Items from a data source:
□ □ □ □ □
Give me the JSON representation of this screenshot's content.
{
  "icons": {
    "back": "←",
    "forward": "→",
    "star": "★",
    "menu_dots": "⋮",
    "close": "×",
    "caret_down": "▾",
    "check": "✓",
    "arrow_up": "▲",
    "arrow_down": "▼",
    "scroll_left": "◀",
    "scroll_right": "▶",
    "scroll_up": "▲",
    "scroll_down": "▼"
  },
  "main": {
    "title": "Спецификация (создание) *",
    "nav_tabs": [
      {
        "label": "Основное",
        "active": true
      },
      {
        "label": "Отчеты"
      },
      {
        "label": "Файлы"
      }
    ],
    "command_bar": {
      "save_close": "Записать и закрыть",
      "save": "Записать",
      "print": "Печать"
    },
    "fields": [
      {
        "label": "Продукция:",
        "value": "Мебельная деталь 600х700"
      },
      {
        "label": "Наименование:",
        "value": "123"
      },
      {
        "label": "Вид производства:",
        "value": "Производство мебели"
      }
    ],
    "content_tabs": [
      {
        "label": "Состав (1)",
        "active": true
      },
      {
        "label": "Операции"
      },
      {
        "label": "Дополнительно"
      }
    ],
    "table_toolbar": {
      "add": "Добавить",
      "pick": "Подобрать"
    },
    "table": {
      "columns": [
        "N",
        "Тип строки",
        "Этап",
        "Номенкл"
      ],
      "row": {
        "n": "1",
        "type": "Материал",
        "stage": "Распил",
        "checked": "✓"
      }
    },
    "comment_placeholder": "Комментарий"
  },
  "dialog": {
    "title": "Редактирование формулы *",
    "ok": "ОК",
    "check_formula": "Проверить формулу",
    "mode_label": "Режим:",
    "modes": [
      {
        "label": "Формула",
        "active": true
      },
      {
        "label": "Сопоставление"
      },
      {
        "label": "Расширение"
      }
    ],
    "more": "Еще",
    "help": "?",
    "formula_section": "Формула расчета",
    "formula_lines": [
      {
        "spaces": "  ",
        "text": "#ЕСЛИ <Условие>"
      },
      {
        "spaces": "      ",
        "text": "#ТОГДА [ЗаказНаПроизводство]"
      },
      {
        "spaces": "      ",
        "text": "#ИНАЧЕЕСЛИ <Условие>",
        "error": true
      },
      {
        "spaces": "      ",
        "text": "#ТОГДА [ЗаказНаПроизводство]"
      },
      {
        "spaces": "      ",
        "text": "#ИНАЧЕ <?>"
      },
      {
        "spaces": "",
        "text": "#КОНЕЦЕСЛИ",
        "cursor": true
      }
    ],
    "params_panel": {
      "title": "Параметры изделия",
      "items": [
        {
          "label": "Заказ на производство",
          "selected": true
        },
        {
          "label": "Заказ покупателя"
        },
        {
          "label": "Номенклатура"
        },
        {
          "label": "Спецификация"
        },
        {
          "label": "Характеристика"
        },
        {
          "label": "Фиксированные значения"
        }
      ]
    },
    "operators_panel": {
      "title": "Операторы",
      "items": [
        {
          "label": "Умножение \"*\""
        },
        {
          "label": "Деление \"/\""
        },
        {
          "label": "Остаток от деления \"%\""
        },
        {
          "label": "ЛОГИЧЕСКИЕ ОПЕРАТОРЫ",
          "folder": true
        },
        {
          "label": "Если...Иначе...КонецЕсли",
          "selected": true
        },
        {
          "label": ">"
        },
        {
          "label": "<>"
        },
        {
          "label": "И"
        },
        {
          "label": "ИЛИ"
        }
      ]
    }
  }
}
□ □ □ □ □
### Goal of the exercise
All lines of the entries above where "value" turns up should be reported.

### Answer to this problem
        "value": "Мебельная деталь 600х700"
        "value": "123"
        "value": "Производство мебели"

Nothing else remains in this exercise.